Natalie Kiely at computer Natalie Kiely '21 attends one of the virtual presentations at Career-A-Palooza Goes Digital.
May 10, 2020
Brittany Previte

When in-person events were canceled due to the COVID-19 pandemic, the Career Advancement Center shifted their annual conference-style career planning event Career-A-Palooza to a format all students could access, even if they were not on campus.

“Career-A-Palooza is a program in which students from all majors can learn how to stand out in the job market and in graduate school applications,” said Director of the Career Advancement Center Colleen Monks. “Covering topics to help them enhance their resumes, LinkedIn profiles, and virtual interviewing skills is even more crucial right now, and we were determined to find a way to make this event happen.”

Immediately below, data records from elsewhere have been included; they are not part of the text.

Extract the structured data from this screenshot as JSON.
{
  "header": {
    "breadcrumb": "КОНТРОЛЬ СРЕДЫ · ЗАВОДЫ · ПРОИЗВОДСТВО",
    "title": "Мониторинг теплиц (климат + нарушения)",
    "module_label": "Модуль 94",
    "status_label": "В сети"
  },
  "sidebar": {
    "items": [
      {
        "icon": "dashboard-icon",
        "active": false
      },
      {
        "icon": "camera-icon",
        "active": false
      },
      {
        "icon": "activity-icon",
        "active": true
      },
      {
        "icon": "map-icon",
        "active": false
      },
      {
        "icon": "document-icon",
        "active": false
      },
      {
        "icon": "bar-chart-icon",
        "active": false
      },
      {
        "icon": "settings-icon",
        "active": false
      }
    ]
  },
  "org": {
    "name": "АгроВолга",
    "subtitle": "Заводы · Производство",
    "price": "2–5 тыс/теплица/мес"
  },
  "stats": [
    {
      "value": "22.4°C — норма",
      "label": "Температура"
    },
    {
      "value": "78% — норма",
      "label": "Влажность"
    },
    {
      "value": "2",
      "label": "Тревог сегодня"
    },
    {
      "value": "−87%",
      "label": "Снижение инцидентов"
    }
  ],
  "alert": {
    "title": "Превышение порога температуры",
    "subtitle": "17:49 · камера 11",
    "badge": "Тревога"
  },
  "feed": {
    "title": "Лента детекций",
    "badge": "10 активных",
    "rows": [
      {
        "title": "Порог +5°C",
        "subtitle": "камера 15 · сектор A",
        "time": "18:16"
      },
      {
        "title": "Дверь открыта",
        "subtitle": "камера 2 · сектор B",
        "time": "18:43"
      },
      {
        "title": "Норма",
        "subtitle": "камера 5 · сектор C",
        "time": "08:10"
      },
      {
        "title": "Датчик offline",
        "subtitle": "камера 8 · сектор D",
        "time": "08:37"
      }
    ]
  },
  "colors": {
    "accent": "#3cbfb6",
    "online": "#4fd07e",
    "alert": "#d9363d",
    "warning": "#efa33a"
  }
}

The CAC quickly adapted the format to host the event virtually on Zoom. A slate of alumni, faculty, staff and employer partners led virtual presentations throughout the week, with topics ranging from how to ace a virtual interview to developing a scientific resume. The event was a hit, with over 300 viewings throughout the week and overwhelmingly positive feedback on event surveys, and it was also opened up to provide support for alumni College during this time.

Martino Moore '99 is one of several alumni who presented at Career-A-Palooza Goes Digital. (Clockwise from top left: Sydney Gardner '18, Bryan Bertola '02, Katie McCann '03, Martino Moore '99. Not pictured: Andre Meeks '09.)

Martino Moore '99 is one of several alumni who presented at Career-A-Palooza Goes Digital. (Clockwise from top left: Sydney Gardner '18, Bryan Bertola '02, Katie McCann '03, Martino Moore '99. Not pictured: Andre Meeks '09.)

Martino Moore ’99, Executive Director on the Institutional Salestrading desk at Morgan Stanley, kicked off the week with a message to students about how their liberal arts skills will allow them to adapt to an ever-changing job environment. “As a proud alumnus, it was my honor to be a part of such a fantastic program,” he said. Moore emphasized in his presentation that “leveraging those critical thinking skills that a liberal arts education provides allows students to analyze, assess, and evaluate ultimately helping them be a success in any field they plan to explore.”

Several committed students such as Self-Design major Natalie Kiely ’21 carved out time to attend every session that was offered throughout the week. Kiely said that over the week she learned that as she continues to network, “It is equally just as important to have a well-structured LinkedIn page, constantly follow up with the people hiring, and to always build our personal brand. It’s important to have good credentials but it’s also important to be someone a company wants to work with.”

“To engage students virtually, we continued incentives we had planned to hold in person, including a raffle for gift cards and even Lollapalooza tickets,” Monks said. “We also added a virtual chat feature to allow students to send in questions in real time.”

Art History major Ashley Canner ’21 particularly enjoyed the opportunity to ask questions in an intimate setting with the presenter. “I was able to take great notes. I am looking forward to work on my LinkedIn page and take advantage of what is on there while using the tips and tricks from the presenters.”

CAC Associate Director Ben Rohde (bottom) moderates the session "Careers for a Cause." Representatives Nyassa Kollie from Peace Corps (left) and Sarah Seguine-Hall from City Year (right) gave advice to students interested in making a difference at the start of their career.

CAC Associate Director Ben Rohde (bottom) moderates the session "Careers for a Cause." Representatives Nyassa Kollie from Peace Corps (left) and Sarah Seguine-Hall from City Year (right) gave advice to students interested in making a difference at the start of their career.

careers@lakeforest.edu